Two innocent souls, from a chance meeting, quickly form an intense friendship. Several days later, following a sweaty bonding of bodies driven by mutual carnal desire, they had come to regard each other as lovebirds.
We join them, yet another day later, at Obsomba station, located on the Northern Criss-Cross Line. In the golden hour before the setting of the sun, we find ourselves needing to ask, has someone had a change of heart?
“Kristofer,” Ida gazed up adoringly into sparkling, ice blue eyes, “it’s Sunday evening. Events have, moved fast, let’s say. I believe we need to talk.”
“Ida,” the tall young fellow fidgeted in his ill-fitting blazer, “you know words aren’t my speciality, I am more an action man.” To illustrate, he enclosed Ida’s delicate hands with his own, thick, sausage-fingered mitts. Ida bowed her head in worship, or, had she instead decided it best to avert his heavy stare?
Mustering courage, Ida inhaled slowly, counting three breaths. “You see this fur-lined coat I wear?” In response, her lover shrugged his shoulders and smirked. “Well Kristofer, you see, it’s Gucci, purchased brand new in Knightsbridge, London Town. Not from some provincial outlet centre at a knockdown price.” Ida turned her hands over and flexed her fingers. “See these finely manicured and decorated fingernails?” Kristofer examined them, carefully. “Yes, look Kristofer, it is important you understand. They are professionally created. You know, I can’t remember the last time I filed or painted my own fingernails.”
“What are you trying to say, Ida?” Although confused, Kristofer sensed disharmony on the horizon, or possibly even closer.
“Wait, I haven’t finished.” Ida scanned the platform for passengers.
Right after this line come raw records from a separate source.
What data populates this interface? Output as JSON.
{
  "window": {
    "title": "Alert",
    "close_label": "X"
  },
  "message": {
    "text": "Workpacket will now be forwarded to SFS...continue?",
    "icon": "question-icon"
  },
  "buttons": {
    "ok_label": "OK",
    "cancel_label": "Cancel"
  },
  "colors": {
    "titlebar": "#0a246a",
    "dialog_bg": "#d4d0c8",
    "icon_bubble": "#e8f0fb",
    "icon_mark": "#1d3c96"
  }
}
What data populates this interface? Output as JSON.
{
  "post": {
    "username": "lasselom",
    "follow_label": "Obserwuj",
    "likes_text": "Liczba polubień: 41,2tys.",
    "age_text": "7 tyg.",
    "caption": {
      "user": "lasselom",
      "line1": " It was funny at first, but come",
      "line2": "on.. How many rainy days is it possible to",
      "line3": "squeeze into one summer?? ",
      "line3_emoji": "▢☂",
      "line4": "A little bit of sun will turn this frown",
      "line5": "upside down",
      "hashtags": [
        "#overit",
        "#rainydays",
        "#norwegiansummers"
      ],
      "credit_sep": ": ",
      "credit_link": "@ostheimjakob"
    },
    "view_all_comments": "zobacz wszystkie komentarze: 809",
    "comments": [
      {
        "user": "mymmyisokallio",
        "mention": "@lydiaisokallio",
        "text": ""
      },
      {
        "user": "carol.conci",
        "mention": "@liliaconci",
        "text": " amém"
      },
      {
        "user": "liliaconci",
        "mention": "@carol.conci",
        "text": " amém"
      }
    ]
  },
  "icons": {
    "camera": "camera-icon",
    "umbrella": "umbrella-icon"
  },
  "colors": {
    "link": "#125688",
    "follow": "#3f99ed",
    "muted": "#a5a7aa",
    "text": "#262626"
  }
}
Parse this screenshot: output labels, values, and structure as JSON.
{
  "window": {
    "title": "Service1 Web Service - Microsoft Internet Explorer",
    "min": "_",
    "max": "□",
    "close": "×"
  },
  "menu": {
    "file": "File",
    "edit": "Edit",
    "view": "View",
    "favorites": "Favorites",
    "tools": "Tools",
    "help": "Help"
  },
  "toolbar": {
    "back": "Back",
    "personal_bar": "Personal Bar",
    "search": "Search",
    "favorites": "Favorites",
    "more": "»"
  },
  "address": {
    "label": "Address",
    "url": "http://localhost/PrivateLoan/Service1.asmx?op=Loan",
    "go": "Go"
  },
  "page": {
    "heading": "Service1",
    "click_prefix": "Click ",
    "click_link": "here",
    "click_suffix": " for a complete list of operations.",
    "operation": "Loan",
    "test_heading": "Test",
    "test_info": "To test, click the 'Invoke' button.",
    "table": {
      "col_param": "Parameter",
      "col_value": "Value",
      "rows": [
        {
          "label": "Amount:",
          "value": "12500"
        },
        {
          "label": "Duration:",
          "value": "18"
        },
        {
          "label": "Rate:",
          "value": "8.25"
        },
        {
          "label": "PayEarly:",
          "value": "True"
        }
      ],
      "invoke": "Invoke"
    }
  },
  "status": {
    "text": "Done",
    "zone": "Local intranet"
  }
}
Seeing none, she first unbuttoned her coat, followed by the top six buttons of her blouse, revealing an amply-filled, white lace, non wired bra comfortably hugging her upper torso. Kristofer’s eyes widened plus thirty percent their normal size. Before he could utter out one single word in delight, Ida had deftly slipped her hand around the back of his neck and pulled his head forward, easing at the point when his nose inserted between her cleavage. “Can you smell me, Kristofer, can you?” The young man’s muffled response indicated an affirmative. “That’s me Kristofer, mixed with a custom made Paris fragrance. Not some weasel stank bought from the cosmetic section of a high street department store.” As she lifted him away, he gasped for breath, leant forward with his hands supported on both knees.
“I still don’t understand Ida,” he said, looking up, his composure returning, “What, what does all this mean?”
“Oh Kristofer, don’t you see? I am of the bourgeoisie, from an ancestral family of landowners and industrialists. We hold deeds and corporate interests that go back over two hundred years.”
The young man, his breathing returned to steady, ran a rugged hand through his hair and processed the information. “So, what you’re saying, I am not good enough, for you?”
Ida, re-buttoned, laid her palm flat, stroking the lapel of Kristofer’s jacket. “Although not without a certain Nordic charm, you simply lack the sophistication of a gentleman.”
“A gentleman?” Kristofer’s chin gave an involuntary wobble.
Ida sensed he needed still more pieces to the puzzle. “Take your blonde bouffant. Such a style ceased to exist from the mid-1970s onwards. At least, this was certainly the case in England, maybe a little later in the Americas. Today, you might be observed as an endangered species. Deservedly so, I hasten to add.”
A tinny voice came over the platform’s tannoy, announcing the imminent arrival of the 21.10, stopping briefly at Obsomba, before lurching onwards, terminating at Pannivenny, Kristofer’s home town. “So you see,” Ida continued, “I believe I will come to remember you as a brief, enjoyable moment in my life. You’re not bad in the sack, Kristofer, a little quick out of the blocks, something you might want to take away from here and work on.”
“But Ida,” Kristofer’s train pulled in, squealing on its brakes, “I could get a skin fade buzz cut, you’d barely know me to be blonde!”
Ida reacted forcefully to the desperate tone creeping into her former lover’s voice. “Kristofer! Stop it at once! We mustn’t panic! You can’t change this, I’ve made up my mind.”
“I won’t give you up!” Kristofer held onto Ida’s hands, “I want you to come home with me on Friday, to my parents’ silver wedding party – will you – please?”
“Believe me, I would rather die one thousand different, slow deaths. Now, here is your train, you have your ticket ready? Climb on board, go home and let this be the end of it.”
©Brinkinfield 2020 All Rights Reserved
Part of the Ekphrasis Project (story inspired by a collage)